The Berkeley Bowl. Almost like an indoor farmer's market, but better, I nearly wept as I wandered the aisles. A dozen types of radish...
my beloved escarole to be had...the citrus section alone put every regular-store fruit and vegetable department to shame. I'd really never seen anything like it. It filled me with Midwestern envy. It would be SO simple to be a vegetarian here in Northern California, and even better if you lived near The Berkeley Bowl! (That's the general consensus. After the first visit to this remarkable store, one begins to plot a way to live close by.)
So, as Bijou and I discussed her new vegetarianism, I got to thinking about a couple of meatless recipes I am simply addicted to. In fact, our talk reminded me of one that had cycled through my regular rotation for years, only to drop out for no good reason.
It may sound a little '80s-pre-carb-backlash when I tell you about it, but don't hold that against this perfectly balanced, harmonious pasta dish. I was so happy I remembered the Pasta with Goat Cheese and Greens, that I went ahead and made a bowlful for my self that very same evening. Yes, all the beloved chi-chi-in-the-80's ingredients are here. Goat cheese! Sun-dried tomatoes! Arugula!
And, their delicious flavors meld together in the most beautiful way. The bonus, I have to tell you, is that it's the closest thing I know of to a true "pantry" supper. Pasta. Ha...always in our cabinets...I used orecchiette the other night, but originally made it with penne (rigate, of course), as a knock-off of a tasty pasta I had once in a beloved, Chicago restaurant where we are regulars, Mia Francesca. Caramelized onions are the base--not a problem, most of the time. Jars of sun-dried tomatoes are easy to keep in the pantry. (I favor the Trader Joe's julienned variety.) Goat cheese keeps really well in those little vacuum-sealed logs (another Trader Joe's good buy). As for the greens, I usually have a bag of pre-washed arugula in the fridge, or even spinach works well here. And, for a delightful little crunch, toasted pine nuts. Mine live, year-round, in a sealed plastic bag in the freezer.

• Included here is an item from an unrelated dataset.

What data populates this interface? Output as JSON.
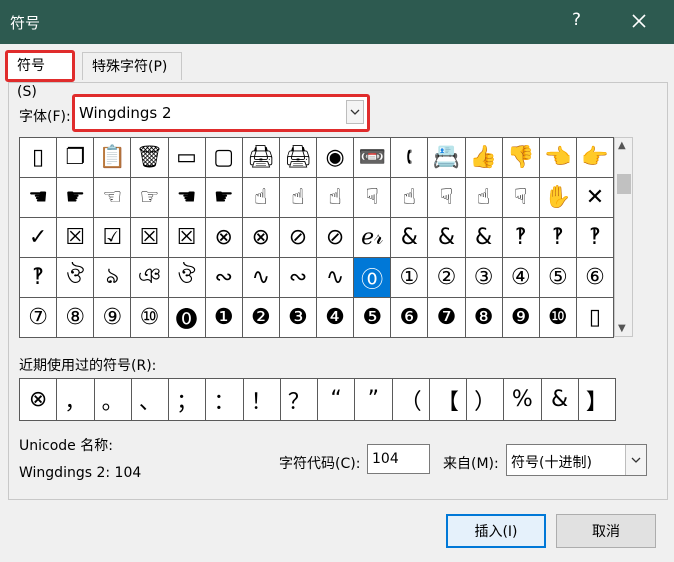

The onions are cooked to a gorgeous state of caramel-sweet golden-ness, and then the tomatoes are added to warm up towards the end. Add the hot pasta, some crumbled goat cheese and a couple handfuls of greens (the arugula, for a bit more bite, or some fresh spinach) and watch it all melt together. (I keep a little cup of the hot pasta water to the side in case the sauce needs a little loosening up. Sometimes, I add grated Parmesan to give it a little dimension. But, really, that's it. Toss in a handful of toasted pine nuts, for a sassy bit of crunch and you're set.
A glass of red wine and the '80s music of your choice would complete the experience.
Goat Cheese, Sun-Dried Tomato Pasta with Greens
1 lb. pasta, penne rigate, farfalle, or orecchiette
2-3 tablespoons of sun-dried tomatoes, packed in oil
1 small log of goat cheese, chevre, crumbled
2-3 small onions, sliced into half-rounds
1 tablespoon of olive oil
2-3 handfuls of arugula, or fresh spinach
3 tablespoons toasted pine nuts
salt and pepper to taste
2-3 tablespoons grated Parmesan, optional
1. Bring a large pot of salted water to boil for pasta. Cook pasta according to package directions.
2. In your largest saucepan, saute the sliced onions in the olive oil, over medium heat until soft and golden brown.
3. Toast the pine nuts in a small skillet over medium heat. Tossing occasionally for even browning. Set them to the side for garnish.
4. When onions are ready, add sun-dried tomatoes and stir to warm. Keep over very low heat until pasta is ready.
5. As soon as pasta is cooked scoop about a cup of water out and set aside for loosening the sauce, and then add drained pasta to the pan with the onions.
(NOTE: if your saucepan is not large enough, do the reverse and use the pasta pot to combine everything after draining.)
6. Stir the past and onion-sun-dried tomato mixture together and add the crumbled goat cheese and handfuls of greens. Continue to stir while the cheese melts and the greens wilt a bit.
7. Add optional grating of Parmesan. Garnish with toasted pine nuts.
8. Salt and pepper to taste, and serve.